**Data for the task**

· · ·

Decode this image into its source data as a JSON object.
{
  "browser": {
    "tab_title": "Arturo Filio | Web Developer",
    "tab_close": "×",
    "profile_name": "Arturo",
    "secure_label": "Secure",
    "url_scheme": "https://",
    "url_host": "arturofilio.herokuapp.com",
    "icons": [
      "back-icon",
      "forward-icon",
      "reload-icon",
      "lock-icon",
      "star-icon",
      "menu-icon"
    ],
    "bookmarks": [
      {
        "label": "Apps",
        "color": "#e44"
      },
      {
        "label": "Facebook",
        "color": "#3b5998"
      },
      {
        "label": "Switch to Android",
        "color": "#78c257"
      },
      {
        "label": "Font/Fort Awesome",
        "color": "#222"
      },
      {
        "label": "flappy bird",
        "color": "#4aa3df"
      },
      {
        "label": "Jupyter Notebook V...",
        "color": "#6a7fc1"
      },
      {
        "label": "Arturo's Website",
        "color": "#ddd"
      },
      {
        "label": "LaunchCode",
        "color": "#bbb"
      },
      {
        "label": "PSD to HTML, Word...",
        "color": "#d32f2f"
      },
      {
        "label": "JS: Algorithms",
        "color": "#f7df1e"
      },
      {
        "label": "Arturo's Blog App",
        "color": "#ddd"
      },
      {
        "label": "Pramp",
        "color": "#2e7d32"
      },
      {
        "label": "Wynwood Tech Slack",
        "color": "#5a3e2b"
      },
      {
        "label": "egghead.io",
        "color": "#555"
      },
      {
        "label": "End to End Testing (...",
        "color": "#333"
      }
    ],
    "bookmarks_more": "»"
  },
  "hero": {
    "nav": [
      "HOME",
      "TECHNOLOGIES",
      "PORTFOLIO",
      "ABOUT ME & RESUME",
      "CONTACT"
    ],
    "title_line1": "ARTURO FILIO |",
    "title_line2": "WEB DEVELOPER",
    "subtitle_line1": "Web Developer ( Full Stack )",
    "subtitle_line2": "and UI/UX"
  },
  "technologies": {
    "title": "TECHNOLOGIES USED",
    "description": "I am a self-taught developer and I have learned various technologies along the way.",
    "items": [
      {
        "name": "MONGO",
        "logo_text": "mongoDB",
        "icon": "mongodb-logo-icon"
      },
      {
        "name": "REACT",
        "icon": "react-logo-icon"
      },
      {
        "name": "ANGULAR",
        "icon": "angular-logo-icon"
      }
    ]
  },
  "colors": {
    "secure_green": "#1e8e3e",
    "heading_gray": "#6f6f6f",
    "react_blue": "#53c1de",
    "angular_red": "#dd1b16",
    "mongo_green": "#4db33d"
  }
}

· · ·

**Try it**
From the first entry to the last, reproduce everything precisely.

**Answer below**
Decode this image into its source data as a JSON object.
{
  "browser": {
    "tab_title": "Arturo Filio | Web Developer",
    "tab_close": "×",
    "profile_name": "Arturo",
    "secure_label": "Secure",
    "url_scheme": "https://",
    "url_host": "arturofilio.herokuapp.com",
    "icons": [
      "back-icon",
      "forward-icon",
      "reload-icon",
      "lock-icon",
      "star-icon",
      "menu-icon"
    ],
    "bookmarks": [
      {
        "label": "Apps",
        "color": "#e44"
      },
      {
        "label": "Facebook",
        "color": "#3b5998"
      },
      {
        "label": "Switch to Android",
        "color": "#78c257"
      },
      {
        "label": "Font/Fort Awesome",
        "color": "#222"
      },
      {
        "label": "flappy bird",
        "color": "#4aa3df"
      },
      {
        "label": "Jupyter Notebook V...",
        "color": "#6a7fc1"
      },
      {
        "label": "Arturo's Website",
        "color": "#ddd"
      },
      {
        "label": "LaunchCode",
        "color": "#bbb"
      },
      {
        "label": "PSD to HTML, Word...",
        "color": "#d32f2f"
      },
      {
        "label": "JS: Algorithms",
        "color": "#f7df1e"
      },
      {
        "label": "Arturo's Blog App",
        "color": "#ddd"
      },
      {
        "label": "Pramp",
        "color": "#2e7d32"
      },
      {
        "label": "Wynwood Tech Slack",
        "color": "#5a3e2b"
      },
      {
        "label": "egghead.io",
        "color": "#555"
      },
      {
        "label": "End to End Testing (...",
        "color": "#333"
      }
    ],
    "bookmarks_more": "»"
  },
  "hero": {
    "nav": [
      "HOME",
      "TECHNOLOGIES",
      "PORTFOLIO",
      "ABOUT ME & RESUME",
      "CONTACT"
    ],
    "title_line1": "ARTURO FILIO |",
    "title_line2": "WEB DEVELOPER",
    "subtitle_line1": "Web Developer ( Full Stack )",
    "subtitle_line2": "and UI/UX"
  },
  "technologies": {
    "title": "TECHNOLOGIES USED",
    "description": "I am a self-taught developer and I have learned various technologies along the way.",
    "items": [
      {
        "name": "MONGO",
        "logo_text": "mongoDB",
        "icon": "mongodb-logo-icon"
      },
      {
        "name": "REACT",
        "icon": "react-logo-icon"
      },
      {
        "name": "ANGULAR",
        "icon": "angular-logo-icon"
      }
    ]
  },
  "colors": {
    "secure_green": "#1e8e3e",
    "heading_gray": "#6f6f6f",
    "react_blue": "#53c1de",
    "angular_red": "#dd1b16",
    "mongo_green": "#4db33d"
  }
}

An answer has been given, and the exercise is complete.